• [TASK DIRECTIONS] Repeat each entry word for word. Leave any images out of the copy.

• [GIVEN RECORDS]
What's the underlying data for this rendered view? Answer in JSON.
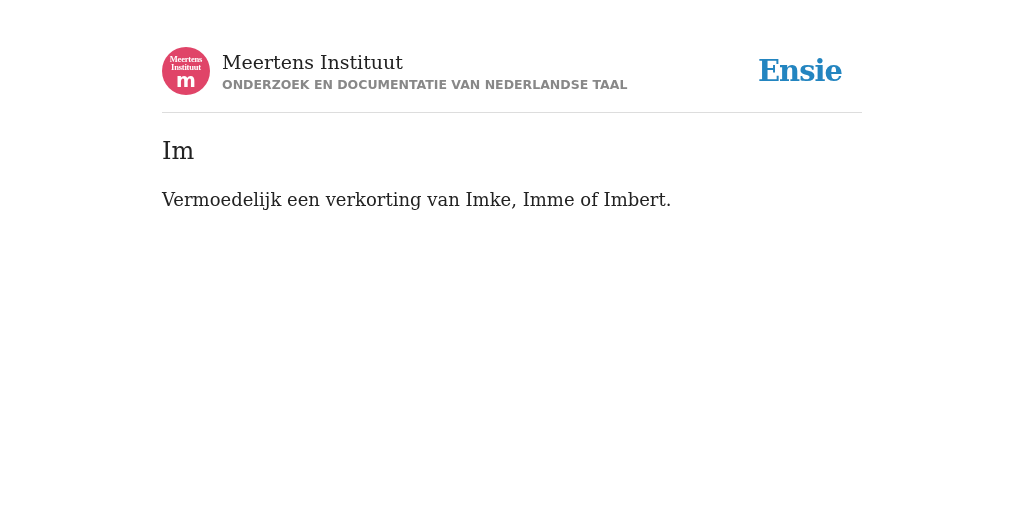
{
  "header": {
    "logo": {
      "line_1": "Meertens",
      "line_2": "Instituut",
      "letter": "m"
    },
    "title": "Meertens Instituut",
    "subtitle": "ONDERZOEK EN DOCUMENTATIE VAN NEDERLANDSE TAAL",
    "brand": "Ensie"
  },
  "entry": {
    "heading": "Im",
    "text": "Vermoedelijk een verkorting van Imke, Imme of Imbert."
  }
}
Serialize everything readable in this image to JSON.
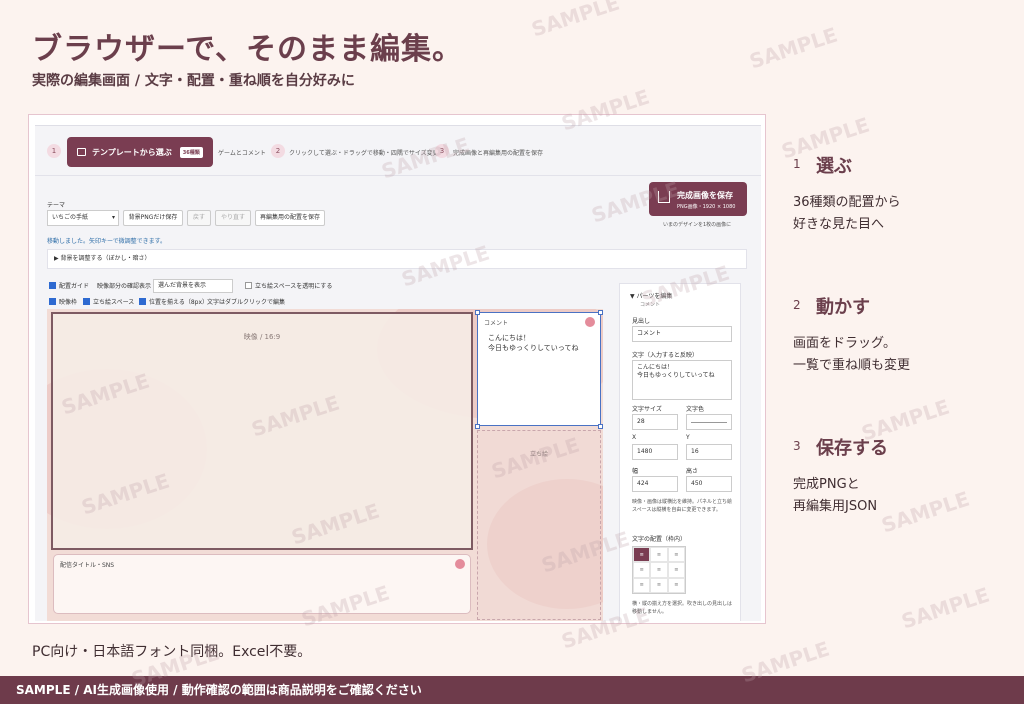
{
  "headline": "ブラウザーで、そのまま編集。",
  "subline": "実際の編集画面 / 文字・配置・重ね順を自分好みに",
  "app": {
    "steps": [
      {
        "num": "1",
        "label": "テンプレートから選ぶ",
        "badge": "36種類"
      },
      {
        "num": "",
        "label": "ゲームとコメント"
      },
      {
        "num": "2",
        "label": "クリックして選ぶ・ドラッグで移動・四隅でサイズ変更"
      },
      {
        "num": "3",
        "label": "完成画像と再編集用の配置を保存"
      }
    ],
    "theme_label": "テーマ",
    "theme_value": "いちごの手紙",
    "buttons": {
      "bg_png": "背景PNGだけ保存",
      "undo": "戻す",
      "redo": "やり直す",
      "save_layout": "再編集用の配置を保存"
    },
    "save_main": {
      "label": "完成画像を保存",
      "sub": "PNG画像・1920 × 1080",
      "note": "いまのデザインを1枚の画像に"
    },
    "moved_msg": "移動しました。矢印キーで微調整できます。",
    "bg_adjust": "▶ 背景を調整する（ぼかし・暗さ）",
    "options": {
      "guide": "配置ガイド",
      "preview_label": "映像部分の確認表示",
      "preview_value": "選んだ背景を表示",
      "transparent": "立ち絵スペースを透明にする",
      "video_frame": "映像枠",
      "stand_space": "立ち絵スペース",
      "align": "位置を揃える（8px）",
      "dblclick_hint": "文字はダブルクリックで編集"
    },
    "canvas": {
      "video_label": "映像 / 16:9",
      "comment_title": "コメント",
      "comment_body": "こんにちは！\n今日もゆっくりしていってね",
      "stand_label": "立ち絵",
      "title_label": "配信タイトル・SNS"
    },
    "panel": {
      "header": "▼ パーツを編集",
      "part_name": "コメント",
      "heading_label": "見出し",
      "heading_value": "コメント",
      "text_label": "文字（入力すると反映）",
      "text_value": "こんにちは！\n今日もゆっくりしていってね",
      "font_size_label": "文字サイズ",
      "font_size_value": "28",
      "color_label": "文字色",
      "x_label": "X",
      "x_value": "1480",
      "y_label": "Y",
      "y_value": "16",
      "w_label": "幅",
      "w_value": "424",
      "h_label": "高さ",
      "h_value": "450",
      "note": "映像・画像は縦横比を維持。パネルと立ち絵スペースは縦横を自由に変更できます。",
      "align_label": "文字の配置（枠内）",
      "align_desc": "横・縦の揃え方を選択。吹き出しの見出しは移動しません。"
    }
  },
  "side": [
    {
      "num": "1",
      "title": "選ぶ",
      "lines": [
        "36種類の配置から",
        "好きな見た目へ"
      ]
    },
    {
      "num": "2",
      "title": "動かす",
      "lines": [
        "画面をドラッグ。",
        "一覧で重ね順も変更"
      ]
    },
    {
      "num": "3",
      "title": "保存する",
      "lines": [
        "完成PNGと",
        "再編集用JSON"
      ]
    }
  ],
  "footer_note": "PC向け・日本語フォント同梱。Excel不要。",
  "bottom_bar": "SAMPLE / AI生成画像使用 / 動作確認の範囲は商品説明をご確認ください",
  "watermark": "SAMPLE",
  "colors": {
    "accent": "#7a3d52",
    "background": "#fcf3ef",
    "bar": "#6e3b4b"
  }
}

• [WORKED SOLUTION]
What's the underlying data for this rendered view? Answer in JSON.
{
  "header": {
    "logo": {
      "line_1": "Meertens",
      "line_2": "Instituut",
      "letter": "m"
    },
    "title": "Meertens Instituut",
    "subtitle": "ONDERZOEK EN DOCUMENTATIE VAN NEDERLANDSE TAAL",
    "brand": "Ensie"
  },
  "entry": {
    "heading": "Im",
    "text": "Vermoedelijk een verkorting van Imke, Imme of Imbert."
  }
}
Serialize everything readable in this image to JSON.
{
  "headline": "ブラウザーで、そのまま編集。",
  "subline": "実際の編集画面 / 文字・配置・重ね順を自分好みに",
  "app": {
    "steps": [
      {
        "num": "1",
        "label": "テンプレートから選ぶ",
        "badge": "36種類"
      },
      {
        "num": "",
        "label": "ゲームとコメント"
      },
      {
        "num": "2",
        "label": "クリックして選ぶ・ドラッグで移動・四隅でサイズ変更"
      },
      {
        "num": "3",
        "label": "完成画像と再編集用の配置を保存"
      }
    ],
    "theme_label": "テーマ",
    "theme_value": "いちごの手紙",
    "buttons": {
      "bg_png": "背景PNGだけ保存",
      "undo": "戻す",
      "redo": "やり直す",
      "save_layout": "再編集用の配置を保存"
    },
    "save_main": {
      "label": "完成画像を保存",
      "sub": "PNG画像・1920 × 1080",
      "note": "いまのデザインを1枚の画像に"
    },
    "moved_msg": "移動しました。矢印キーで微調整できます。",
    "bg_adjust": "▶ 背景を調整する（ぼかし・暗さ）",
    "options": {
      "guide": "配置ガイド",
      "preview_label": "映像部分の確認表示",
      "preview_value": "選んだ背景を表示",
      "transparent": "立ち絵スペースを透明にする",
      "video_frame": "映像枠",
      "stand_space": "立ち絵スペース",
      "align": "位置を揃える（8px）",
      "dblclick_hint": "文字はダブルクリックで編集"
    },
    "canvas": {
      "video_label": "映像 / 16:9",
      "comment_title": "コメント",
      "comment_body": "こんにちは！\n今日もゆっくりしていってね",
      "stand_label": "立ち絵",
      "title_label": "配信タイトル・SNS"
    },
    "panel": {
      "header": "▼ パーツを編集",
      "part_name": "コメント",
      "heading_label": "見出し",
      "heading_value": "コメント",
      "text_label": "文字（入力すると反映）",
      "text_value": "こんにちは！\n今日もゆっくりしていってね",
      "font_size_label": "文字サイズ",
      "font_size_value": "28",
      "color_label": "文字色",
      "x_label": "X",
      "x_value": "1480",
      "y_label": "Y",
      "y_value": "16",
      "w_label": "幅",
      "w_value": "424",
      "h_label": "高さ",
      "h_value": "450",
      "note": "映像・画像は縦横比を維持。パネルと立ち絵スペースは縦横を自由に変更できます。",
      "align_label": "文字の配置（枠内）",
      "align_desc": "横・縦の揃え方を選択。吹き出しの見出しは移動しません。"
    }
  },
  "side": [
    {
      "num": "1",
      "title": "選ぶ",
      "lines": [
        "36種類の配置から",
        "好きな見た目へ"
      ]
    },
    {
      "num": "2",
      "title": "動かす",
      "lines": [
        "画面をドラッグ。",
        "一覧で重ね順も変更"
      ]
    },
    {
      "num": "3",
      "title": "保存する",
      "lines": [
        "完成PNGと",
        "再編集用JSON"
      ]
    }
  ],
  "footer_note": "PC向け・日本語フォント同梱。Excel不要。",
  "bottom_bar": "SAMPLE / AI生成画像使用 / 動作確認の範囲は商品説明をご確認ください",
  "watermark": "SAMPLE",
  "colors": {
    "accent": "#7a3d52",
    "background": "#fcf3ef",
    "bar": "#6e3b4b"
  }
}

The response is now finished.